Abstract: The wording on product labels is crucial; you can tout cosmetic benefits but you'd better support them with evidence. That's where claims substantiation comes in, which is the focus of a new two-day course from Rutgers and TRI Princeton.

The U.S. Food and Drug Administration is all over "over-promised" product effects—especially cosmetics that make drug-like claims. And as the industry knows, it's what the consumer believes that matters most, so the wording on a product label is crucial. But that doesn't mean you can't tout what cosmetic effects a product can provide; you'd just better support them with evidence.
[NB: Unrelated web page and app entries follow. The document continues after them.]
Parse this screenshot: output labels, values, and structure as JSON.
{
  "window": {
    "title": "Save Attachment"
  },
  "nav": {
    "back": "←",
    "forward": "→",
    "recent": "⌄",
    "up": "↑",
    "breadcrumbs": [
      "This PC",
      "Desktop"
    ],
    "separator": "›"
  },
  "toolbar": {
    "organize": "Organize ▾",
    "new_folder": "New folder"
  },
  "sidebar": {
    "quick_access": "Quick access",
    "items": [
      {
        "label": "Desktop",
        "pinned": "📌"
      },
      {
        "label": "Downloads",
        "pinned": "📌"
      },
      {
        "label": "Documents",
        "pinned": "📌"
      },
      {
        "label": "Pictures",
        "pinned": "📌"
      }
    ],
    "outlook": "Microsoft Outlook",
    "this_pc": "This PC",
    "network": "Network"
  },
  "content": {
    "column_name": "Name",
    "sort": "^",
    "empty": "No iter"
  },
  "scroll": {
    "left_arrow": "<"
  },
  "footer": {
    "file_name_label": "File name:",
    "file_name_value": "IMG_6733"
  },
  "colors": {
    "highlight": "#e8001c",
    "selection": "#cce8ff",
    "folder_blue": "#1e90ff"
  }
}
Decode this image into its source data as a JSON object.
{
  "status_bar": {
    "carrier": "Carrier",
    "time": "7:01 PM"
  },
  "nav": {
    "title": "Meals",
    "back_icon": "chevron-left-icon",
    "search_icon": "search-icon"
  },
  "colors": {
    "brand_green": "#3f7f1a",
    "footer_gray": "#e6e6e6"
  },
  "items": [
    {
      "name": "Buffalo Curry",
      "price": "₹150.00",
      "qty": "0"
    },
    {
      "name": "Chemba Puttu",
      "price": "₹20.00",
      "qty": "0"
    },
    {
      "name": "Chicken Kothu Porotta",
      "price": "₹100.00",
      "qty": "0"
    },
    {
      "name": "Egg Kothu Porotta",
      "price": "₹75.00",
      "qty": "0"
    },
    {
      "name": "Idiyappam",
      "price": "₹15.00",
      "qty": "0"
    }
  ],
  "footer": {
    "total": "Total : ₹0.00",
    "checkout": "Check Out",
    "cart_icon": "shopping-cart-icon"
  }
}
That's were claims substantiation and measurement science come in, which is the focus of a two-day course from Rutgers and TRI Princeton.

TRI Princeton, together with the Center for Dermal Research at Rutgers University, will present a two-day course on September 27 and 28, 2016, focusing on skin science, physiology, biophysics and various measurement techniques used for skin assessment and product development.

Skin is a complex organ, so the development of effective products and treatments requires an understanding of skin physiology and biochemistry, along with intrinsic and extrinsic factors that affect skin and its overall health.

The topics covered will be relevant for those from the fields of cosmetic science, personal care, medical and topical applications, OTC, delivery systems, actives/ingredient suppliers, university and research institutes and anyone with interest in skin science. Upon completion of the course, participants will have a better knowledge of the current state of skin research, the science behind products and claims, the measurements used to understand and investigate skin and treatment effects on the skin. Participants will be able to understand and think about future directions for new skin studies and skin care product development.

For more about the program or speakers, visit the event web site.